An Arizona power company’s plan to pump groundwater for a huge coal mine in western New Mexico could harm a lake sacred to Zuni Pueblo, a new hydrology report commissioned by the pueblo says.

For years, Zuni Pueblo has opposed plans by the Salt River Project, an Arizona utility company, to develop the proposed 18,000 acre Fence Lake Mine on the border of Catron and Cibola counties.

Zuni Governor Arlen P. Quetawki Sr. wrote to officials at the US Department of the Interior last week stating the new report by the pueblo’s hydrology consultant, Glorieta Geoscience of Santa Fe, shows pumping water from the Atarque Aquifer at the mine site could harm the lake.

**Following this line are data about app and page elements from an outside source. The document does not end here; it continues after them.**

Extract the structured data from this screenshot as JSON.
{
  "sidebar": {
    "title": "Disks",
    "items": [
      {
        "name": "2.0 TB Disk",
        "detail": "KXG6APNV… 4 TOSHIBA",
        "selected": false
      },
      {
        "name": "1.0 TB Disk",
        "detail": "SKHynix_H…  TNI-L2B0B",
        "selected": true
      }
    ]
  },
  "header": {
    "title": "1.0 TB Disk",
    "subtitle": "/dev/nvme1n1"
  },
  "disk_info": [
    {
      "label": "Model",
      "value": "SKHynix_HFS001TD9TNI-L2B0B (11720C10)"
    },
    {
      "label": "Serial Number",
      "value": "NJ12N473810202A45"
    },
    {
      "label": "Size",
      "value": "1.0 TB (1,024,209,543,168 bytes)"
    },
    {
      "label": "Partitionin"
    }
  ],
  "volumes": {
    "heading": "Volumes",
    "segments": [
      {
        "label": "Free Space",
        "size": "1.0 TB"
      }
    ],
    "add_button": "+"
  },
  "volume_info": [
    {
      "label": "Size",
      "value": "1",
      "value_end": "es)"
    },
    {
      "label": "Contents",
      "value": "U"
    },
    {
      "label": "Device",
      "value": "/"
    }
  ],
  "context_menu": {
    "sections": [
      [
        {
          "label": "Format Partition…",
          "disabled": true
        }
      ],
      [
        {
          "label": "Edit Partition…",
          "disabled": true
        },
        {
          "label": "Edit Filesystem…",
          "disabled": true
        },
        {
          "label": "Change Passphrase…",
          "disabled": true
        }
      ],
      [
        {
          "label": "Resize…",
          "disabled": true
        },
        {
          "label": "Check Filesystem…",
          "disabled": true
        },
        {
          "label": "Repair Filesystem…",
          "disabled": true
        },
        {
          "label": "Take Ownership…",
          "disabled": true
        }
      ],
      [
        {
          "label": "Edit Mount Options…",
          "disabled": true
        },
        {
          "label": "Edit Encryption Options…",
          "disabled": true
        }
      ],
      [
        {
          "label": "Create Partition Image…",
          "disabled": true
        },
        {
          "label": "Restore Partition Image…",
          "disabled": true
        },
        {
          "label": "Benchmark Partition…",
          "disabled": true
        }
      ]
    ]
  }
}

The report shows the federal government should prohibit SRP from pumping water from the aquifer, Quetawki told the federal officials.

The report states that the Atarque Aquifer is continuous between the mine site and the lake.

“The Atarque is one of several important sources of water and salts to the Zuni Salt Lake,” the report notes.

“Plans call for mining to continue at the site for 40 years.”

Salt River Project proposes to pump 85 gallons of water a minute from the ground at the mine site. Most of the water would be used for dust suppression. Plans call for mining to continue at the site for 40 years.

In response to Zuni’s past demands for hydrology tests, the government last year blocked SRP from using the Dakota Aquifer, the other main aquifer in the area.

If the federal government grants the pueblo’s request to block SRP from pumping from the Atarque aquifer, it could be fatal to the mine project.

An attempt to reach Nedra Darling, a spokeswoman for the US Bureau of Indian Affairs in Washington, DC, for comment was unsuccessful Wednesday.

The mine site is about 10 miles north of Zuni Salt Lake, an area sacred to the Zunis and other Indians in the Southwest. Brine flows from the ground at the lake, and Indians use the salt in religious ceremonies.

Plans call for SRP to build a rail line to carry coal from the mine to a power plant in St. John’s, Arizona, just across the state line.

Robert L. Barnard, the mine-project manager for SRP in Scottsdale, Arizona, said Wednesday that the company hasn't yet reviewed the pueblo’s new hydrology report. He said none of the company’s studies would agree with any conclusion that pumping water from the Atarque Aquifer would harm the Salt Lake.

“We're moving right along for construction starting this summer and for coal to be delivered in 2005,” Barnard said.